A review of the recorded radar data and the data recovered from the pilot's Garmin model 696 GPS (Global Positioning System) unit revealed that at the time the controller directed the pilot to turn right to a heading of 080 degrees, the airplane was descending through 9,000 feet and its groundspeed was about 210 mph. During the descent from 9,000 feet to 6,500 feet, the groundspeed of the airplane varied within the range of about 200 to 220 mph. Once the pilot leveled off at 6,500 feet, which he remained at for about 45 seconds, the airplane's groundspeed stabilized around 175 mph. The groundspeed then increased to around 190 mph as the pilot descended to around 6,000 feet, and once he leveled off about the 6,000 foot level, which he remained at for about 100 seconds, the airplane's airspeed gradually slowed to a range of about 160 to 165 mph. As the pilot passed abeam WULFE (the final approach fix), the airplane's groundspeed was 160 mph. As the pilot continued the approach the airplane's groundspeed did not stabilize, but instead began to steadily decrease so that it was 150 mph when about 3.0 miles from the runway, 130 mph when about 2.5 miles from the runway, 120 mph when about 1.5 miles from the runway, 100 mph when about 1.3 miles from the runway, 90 mph when about 1.0 miles from the runway, and 85 mph when about .85 of a mile from the runway.

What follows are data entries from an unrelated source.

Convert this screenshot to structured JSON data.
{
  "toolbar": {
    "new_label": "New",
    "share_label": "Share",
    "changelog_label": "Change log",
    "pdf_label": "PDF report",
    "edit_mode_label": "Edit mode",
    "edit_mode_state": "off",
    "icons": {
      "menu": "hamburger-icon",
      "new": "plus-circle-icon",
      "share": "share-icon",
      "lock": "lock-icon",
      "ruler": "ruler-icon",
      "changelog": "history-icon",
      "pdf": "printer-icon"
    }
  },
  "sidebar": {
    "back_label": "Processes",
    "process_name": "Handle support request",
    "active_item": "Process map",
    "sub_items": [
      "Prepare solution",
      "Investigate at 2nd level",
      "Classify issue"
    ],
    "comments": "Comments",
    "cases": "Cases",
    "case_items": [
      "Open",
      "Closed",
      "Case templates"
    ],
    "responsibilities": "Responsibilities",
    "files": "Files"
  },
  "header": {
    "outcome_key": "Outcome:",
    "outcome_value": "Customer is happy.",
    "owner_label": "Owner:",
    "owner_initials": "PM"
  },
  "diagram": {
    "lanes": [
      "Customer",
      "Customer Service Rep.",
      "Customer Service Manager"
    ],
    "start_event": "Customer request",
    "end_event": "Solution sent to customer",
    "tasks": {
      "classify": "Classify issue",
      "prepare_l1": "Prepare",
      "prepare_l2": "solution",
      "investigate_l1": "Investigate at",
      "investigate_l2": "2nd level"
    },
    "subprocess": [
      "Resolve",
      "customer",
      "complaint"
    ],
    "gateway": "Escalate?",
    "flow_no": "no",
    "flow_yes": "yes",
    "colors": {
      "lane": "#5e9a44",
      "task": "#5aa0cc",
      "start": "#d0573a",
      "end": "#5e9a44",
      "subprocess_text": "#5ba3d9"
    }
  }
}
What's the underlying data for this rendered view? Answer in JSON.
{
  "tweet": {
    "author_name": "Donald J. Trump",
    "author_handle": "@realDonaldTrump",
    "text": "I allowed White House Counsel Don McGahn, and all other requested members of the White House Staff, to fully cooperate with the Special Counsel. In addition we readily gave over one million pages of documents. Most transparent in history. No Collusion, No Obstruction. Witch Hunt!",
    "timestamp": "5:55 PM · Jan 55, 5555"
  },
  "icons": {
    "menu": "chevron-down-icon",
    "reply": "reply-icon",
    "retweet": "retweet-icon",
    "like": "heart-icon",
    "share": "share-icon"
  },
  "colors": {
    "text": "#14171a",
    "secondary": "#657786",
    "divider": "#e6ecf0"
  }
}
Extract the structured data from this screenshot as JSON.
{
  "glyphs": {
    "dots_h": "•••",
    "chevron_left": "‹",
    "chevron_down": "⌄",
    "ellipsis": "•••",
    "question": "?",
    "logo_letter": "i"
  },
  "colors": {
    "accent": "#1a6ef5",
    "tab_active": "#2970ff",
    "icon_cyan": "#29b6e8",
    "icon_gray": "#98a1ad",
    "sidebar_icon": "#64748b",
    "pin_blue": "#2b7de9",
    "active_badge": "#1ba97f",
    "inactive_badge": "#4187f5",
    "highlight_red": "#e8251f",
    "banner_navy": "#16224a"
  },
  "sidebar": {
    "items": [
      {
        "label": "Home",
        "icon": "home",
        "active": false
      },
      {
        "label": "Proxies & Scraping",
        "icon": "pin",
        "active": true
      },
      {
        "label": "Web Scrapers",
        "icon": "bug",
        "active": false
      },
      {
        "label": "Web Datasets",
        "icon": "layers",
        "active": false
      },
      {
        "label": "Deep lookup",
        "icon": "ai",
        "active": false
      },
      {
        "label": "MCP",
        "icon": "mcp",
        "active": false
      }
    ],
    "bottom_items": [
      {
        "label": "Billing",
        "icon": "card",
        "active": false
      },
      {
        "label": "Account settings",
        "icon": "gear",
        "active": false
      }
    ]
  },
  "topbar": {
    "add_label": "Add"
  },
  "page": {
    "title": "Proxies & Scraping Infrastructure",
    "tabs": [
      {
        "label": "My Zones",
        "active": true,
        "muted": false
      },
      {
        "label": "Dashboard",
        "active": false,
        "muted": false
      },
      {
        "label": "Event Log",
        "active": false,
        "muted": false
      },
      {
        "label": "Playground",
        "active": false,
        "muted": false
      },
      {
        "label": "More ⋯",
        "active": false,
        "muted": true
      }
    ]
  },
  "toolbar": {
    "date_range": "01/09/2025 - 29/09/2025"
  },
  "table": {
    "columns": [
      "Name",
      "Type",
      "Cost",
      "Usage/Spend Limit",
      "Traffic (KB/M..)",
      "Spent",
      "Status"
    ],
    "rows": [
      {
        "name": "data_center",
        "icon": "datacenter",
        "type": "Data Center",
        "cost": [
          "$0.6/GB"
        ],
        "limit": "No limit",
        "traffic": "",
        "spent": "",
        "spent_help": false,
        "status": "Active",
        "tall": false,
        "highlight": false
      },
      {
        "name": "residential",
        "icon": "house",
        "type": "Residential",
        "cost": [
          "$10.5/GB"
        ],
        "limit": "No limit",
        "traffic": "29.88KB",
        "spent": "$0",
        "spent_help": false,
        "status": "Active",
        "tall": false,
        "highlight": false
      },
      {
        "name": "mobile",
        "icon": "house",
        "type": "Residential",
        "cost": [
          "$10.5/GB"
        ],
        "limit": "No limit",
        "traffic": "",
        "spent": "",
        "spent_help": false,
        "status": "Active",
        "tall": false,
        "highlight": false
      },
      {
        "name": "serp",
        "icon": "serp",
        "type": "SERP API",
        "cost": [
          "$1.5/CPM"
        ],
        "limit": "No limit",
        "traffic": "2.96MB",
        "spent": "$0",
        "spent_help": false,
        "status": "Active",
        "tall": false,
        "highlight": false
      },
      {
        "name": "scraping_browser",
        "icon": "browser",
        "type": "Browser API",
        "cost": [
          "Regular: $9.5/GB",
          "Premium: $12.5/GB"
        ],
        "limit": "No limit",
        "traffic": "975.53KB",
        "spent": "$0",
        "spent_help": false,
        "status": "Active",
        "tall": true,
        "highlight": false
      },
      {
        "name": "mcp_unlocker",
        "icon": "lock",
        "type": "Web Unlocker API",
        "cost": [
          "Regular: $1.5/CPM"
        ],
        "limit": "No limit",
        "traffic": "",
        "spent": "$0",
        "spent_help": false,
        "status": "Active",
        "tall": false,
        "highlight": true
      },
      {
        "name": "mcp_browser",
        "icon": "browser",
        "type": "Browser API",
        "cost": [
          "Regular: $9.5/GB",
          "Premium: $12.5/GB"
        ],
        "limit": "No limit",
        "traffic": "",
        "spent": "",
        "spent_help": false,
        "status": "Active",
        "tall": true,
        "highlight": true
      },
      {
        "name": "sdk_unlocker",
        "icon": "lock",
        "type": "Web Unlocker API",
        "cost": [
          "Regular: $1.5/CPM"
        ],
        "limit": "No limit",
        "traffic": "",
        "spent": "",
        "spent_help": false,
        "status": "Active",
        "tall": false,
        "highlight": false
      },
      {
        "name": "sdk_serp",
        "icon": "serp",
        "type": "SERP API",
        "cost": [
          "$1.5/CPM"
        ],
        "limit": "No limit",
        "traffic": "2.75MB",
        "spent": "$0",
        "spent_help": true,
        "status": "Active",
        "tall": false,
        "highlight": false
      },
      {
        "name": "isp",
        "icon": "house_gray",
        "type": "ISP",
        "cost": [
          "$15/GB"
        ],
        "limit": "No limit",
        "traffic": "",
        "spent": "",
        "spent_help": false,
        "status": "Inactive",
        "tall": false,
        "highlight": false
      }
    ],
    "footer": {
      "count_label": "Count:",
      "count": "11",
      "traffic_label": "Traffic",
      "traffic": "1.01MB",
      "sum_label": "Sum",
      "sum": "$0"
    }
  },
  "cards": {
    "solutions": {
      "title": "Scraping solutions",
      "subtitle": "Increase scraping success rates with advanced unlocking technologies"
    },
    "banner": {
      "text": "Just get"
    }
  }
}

The recorded data also showed that the pilot flew slightly through the localizer during his initial intercept (partially due to the late clearance by the controller), and then while correcting back to the localizer centerline, he flew through it a second time. During this second intercept attempt, he passed through the localizer centerline, and then proceeded on to a point where he would have been beyond the full-scale deflection of his Course Deviation Indicator (CDI). Although he turned to a heading that would bring him back toward the localizer when he was about half way between WULFE and the runway, he remained in the full CDI deflection area until he was less than one-half mile from the impact site. At the one-half mile point, he started a turn back to the left in a manner consistent with an attempt to stabilize the airplane on the localizer as the CDI moved back off of the full scale deflection.
The recorded data also showed that the pilot descended about 100 feet below his assigned localizer intercept altitude of 6,000 feet (the controller advised the pilot of this deviation), and stayed below that altitude for about 45 seconds. He also descended below the decision height for the approach (4,673 feet) when he was approximately .8 of mile from the runway, and then continued to descend until he impacted the power pole.